Today, both the US Department of Justice and the Securities and Exchange Commission have filed fraud charges against Manish Lachwani, co-founder of Headspin, a mobile app testing company. The SEC said he had violated the fraud provisions, and that the civil penalties he sought included permanent bans, conduct-based bans and a ban on him from serving as a corporate executive or board member. The DOJ, who previously arrested Lachwani, charged him with a count of wire forgery and a count of securities forgery, and if he is found guilty, the penalties are stricter, including a maximum of 20 years in prison and a $250,000 fine for his forgery.
If convicted, he could face up to 20 years in prison and a $5,000,000 fine. Both the SEC and DOJ say that until May last year, six-year-old company chief executive Lachwani had defrauded investors of $80 million, falsely claiming that his company had achieved “strong and steady growth” in Headspin” customer acquisition and revenue” when he launched his series. C was pushing the round towards potential supporters. According to the SEC, its fabrications were designed to help secure the goal in the so-called unicorn evaluation. Dell Technologies Capital, Iconic Capital, and Tiger Global attracted $1.16 billion worth of Palo Alto-based Headspin coverage by releasing the phone in February last year after the company received $60 million in Series C funding.
The DOJ’s federal complaint suggests that Lachwani’s alleged conspiracy dates back to at least November 2019, when the company was raising funds. It says that the success of Headspin – which helps apps and devices work in different environments around the world – was deliberately misrepresented to investors by Lachwani. More specifically, the complaint alleges that “in materials and presentations to potential investors, Lachwani reported false revenue and referred to the company’s core financial measure. He maintained control over operations, sales, and record-keeping, including invoices, and the company’s financial records.” He was the final decision maker on which revenue was booked and included.

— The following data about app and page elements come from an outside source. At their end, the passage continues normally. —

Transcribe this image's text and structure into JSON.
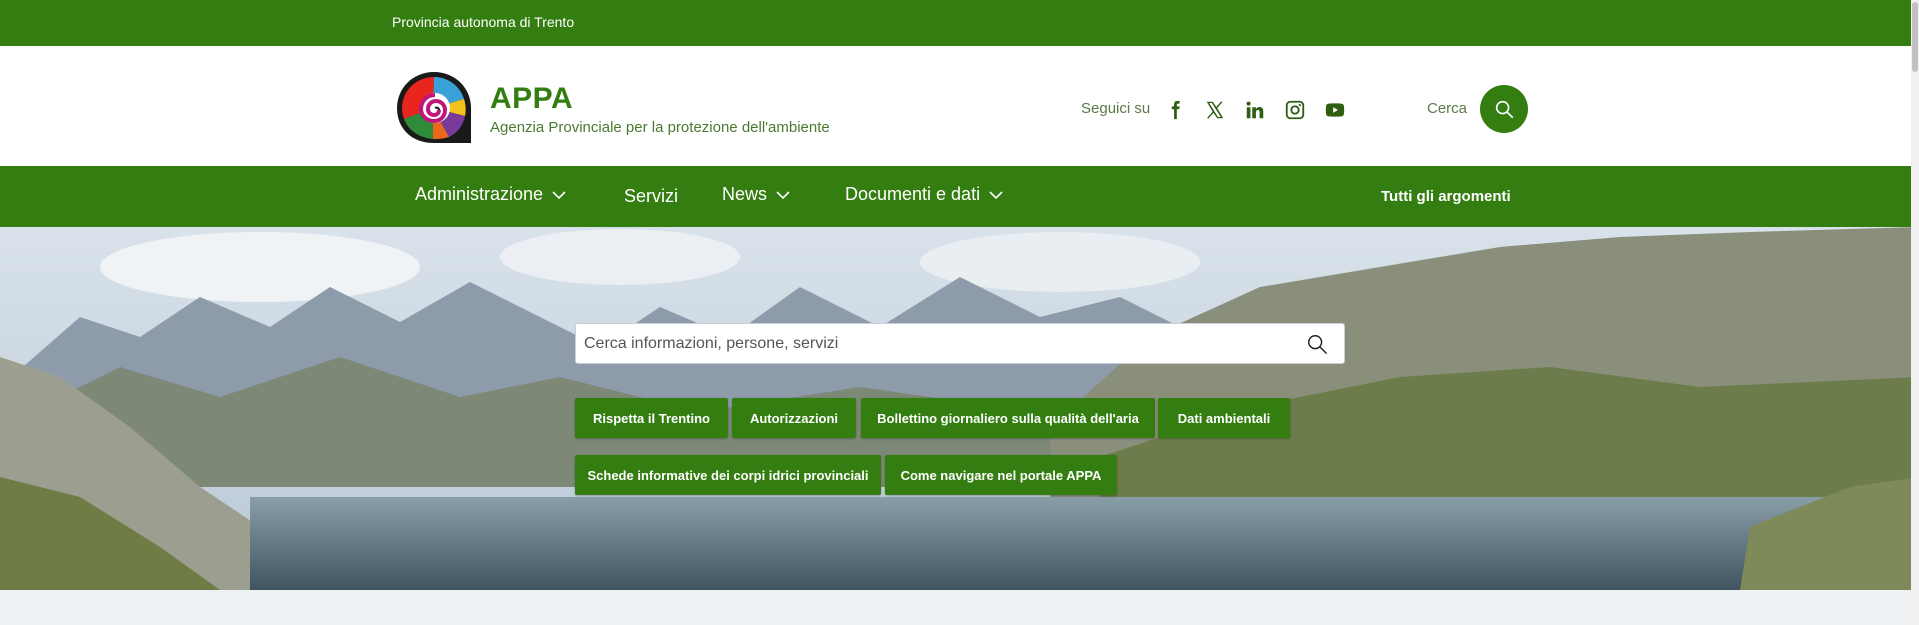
{
  "topbar": {
    "label": "Provincia autonoma di Trento"
  },
  "header": {
    "title": "APPA",
    "subtitle": "Agenzia Provinciale per la protezione dell'ambiente",
    "follow_label": "Seguici su",
    "social": [
      "facebook-icon",
      "x-icon",
      "linkedin-icon",
      "instagram-icon",
      "youtube-icon"
    ],
    "search_label": "Cerca"
  },
  "nav": {
    "items": [
      {
        "label": "Administrazione",
        "has_dropdown": true
      },
      {
        "label": "Servizi",
        "has_dropdown": false
      },
      {
        "label": "News",
        "has_dropdown": true
      },
      {
        "label": "Documenti e dati",
        "has_dropdown": true
      }
    ],
    "all_topics": "Tutti gli argomenti"
  },
  "hero": {
    "search_placeholder": "Cerca informazioni, persone, servizi",
    "chips": [
      "Rispetta il Trentino",
      "Autorizzazioni",
      "Bollettino giornaliero sulla qualità dell'aria",
      "Dati ambientali",
      "Schede informative dei corpi idrici provinciali",
      "Come navigare nel portale APPA"
    ]
  },
  "colors": {
    "brand_green": "#347e11",
    "white": "#ffffff"
  }
}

The FBI discovered “multiple instances” of Lachwani’s investigation into DOJ’s allegations, instructing employees to include revenue from potential customers who asked but did not involve Headspin, from past customers who no longer traded with Headspin, and from existing customers whose business was reported. It was much less than the income,” the department said.